**Material to process**:
★ ★ ★

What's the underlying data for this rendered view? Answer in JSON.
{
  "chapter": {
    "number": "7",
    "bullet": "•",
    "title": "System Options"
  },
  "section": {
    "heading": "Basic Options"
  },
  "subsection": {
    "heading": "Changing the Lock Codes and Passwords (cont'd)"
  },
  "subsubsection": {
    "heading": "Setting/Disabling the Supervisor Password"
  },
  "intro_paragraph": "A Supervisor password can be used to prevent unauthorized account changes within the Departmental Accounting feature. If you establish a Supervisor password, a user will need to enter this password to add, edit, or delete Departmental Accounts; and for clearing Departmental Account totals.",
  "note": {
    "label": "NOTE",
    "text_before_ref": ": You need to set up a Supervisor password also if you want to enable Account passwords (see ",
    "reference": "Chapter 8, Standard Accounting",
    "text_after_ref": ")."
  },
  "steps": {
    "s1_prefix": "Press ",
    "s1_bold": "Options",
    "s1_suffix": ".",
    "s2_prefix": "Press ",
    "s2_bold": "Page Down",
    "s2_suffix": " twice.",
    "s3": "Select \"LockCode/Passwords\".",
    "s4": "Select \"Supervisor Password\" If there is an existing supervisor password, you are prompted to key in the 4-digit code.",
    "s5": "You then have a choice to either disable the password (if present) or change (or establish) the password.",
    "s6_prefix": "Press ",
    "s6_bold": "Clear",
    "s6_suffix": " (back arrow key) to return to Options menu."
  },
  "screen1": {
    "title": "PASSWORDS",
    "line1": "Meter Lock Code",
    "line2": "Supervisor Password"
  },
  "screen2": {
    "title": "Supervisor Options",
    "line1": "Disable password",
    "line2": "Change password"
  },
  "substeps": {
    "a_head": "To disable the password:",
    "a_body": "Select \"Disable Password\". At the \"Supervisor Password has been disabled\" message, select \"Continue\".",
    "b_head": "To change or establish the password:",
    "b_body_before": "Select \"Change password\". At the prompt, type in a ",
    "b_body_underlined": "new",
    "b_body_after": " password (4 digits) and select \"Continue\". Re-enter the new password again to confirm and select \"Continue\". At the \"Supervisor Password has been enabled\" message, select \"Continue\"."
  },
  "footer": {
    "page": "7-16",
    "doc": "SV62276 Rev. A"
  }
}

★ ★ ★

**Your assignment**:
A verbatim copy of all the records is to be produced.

**Answer box**:
What's the underlying data for this rendered view? Answer in JSON.
{
  "chapter": {
    "number": "7",
    "bullet": "•",
    "title": "System Options"
  },
  "section": {
    "heading": "Basic Options"
  },
  "subsection": {
    "heading": "Changing the Lock Codes and Passwords (cont'd)"
  },
  "subsubsection": {
    "heading": "Setting/Disabling the Supervisor Password"
  },
  "intro_paragraph": "A Supervisor password can be used to prevent unauthorized account changes within the Departmental Accounting feature. If you establish a Supervisor password, a user will need to enter this password to add, edit, or delete Departmental Accounts; and for clearing Departmental Account totals.",
  "note": {
    "label": "NOTE",
    "text_before_ref": ": You need to set up a Supervisor password also if you want to enable Account passwords (see ",
    "reference": "Chapter 8, Standard Accounting",
    "text_after_ref": ")."
  },
  "steps": {
    "s1_prefix": "Press ",
    "s1_bold": "Options",
    "s1_suffix": ".",
    "s2_prefix": "Press ",
    "s2_bold": "Page Down",
    "s2_suffix": " twice.",
    "s3": "Select \"LockCode/Passwords\".",
    "s4": "Select \"Supervisor Password\" If there is an existing supervisor password, you are prompted to key in the 4-digit code.",
    "s5": "You then have a choice to either disable the password (if present) or change (or establish) the password.",
    "s6_prefix": "Press ",
    "s6_bold": "Clear",
    "s6_suffix": " (back arrow key) to return to Options menu."
  },
  "screen1": {
    "title": "PASSWORDS",
    "line1": "Meter Lock Code",
    "line2": "Supervisor Password"
  },
  "screen2": {
    "title": "Supervisor Options",
    "line1": "Disable password",
    "line2": "Change password"
  },
  "substeps": {
    "a_head": "To disable the password:",
    "a_body": "Select \"Disable Password\". At the \"Supervisor Password has been disabled\" message, select \"Continue\".",
    "b_head": "To change or establish the password:",
    "b_body_before": "Select \"Change password\". At the prompt, type in a ",
    "b_body_underlined": "new",
    "b_body_after": " password (4 digits) and select \"Continue\". Re-enter the new password again to confirm and select \"Continue\". At the \"Supervisor Password has been enabled\" message, select \"Continue\"."
  },
  "footer": {
    "page": "7-16",
    "doc": "SV62276 Rev. A"
  }
}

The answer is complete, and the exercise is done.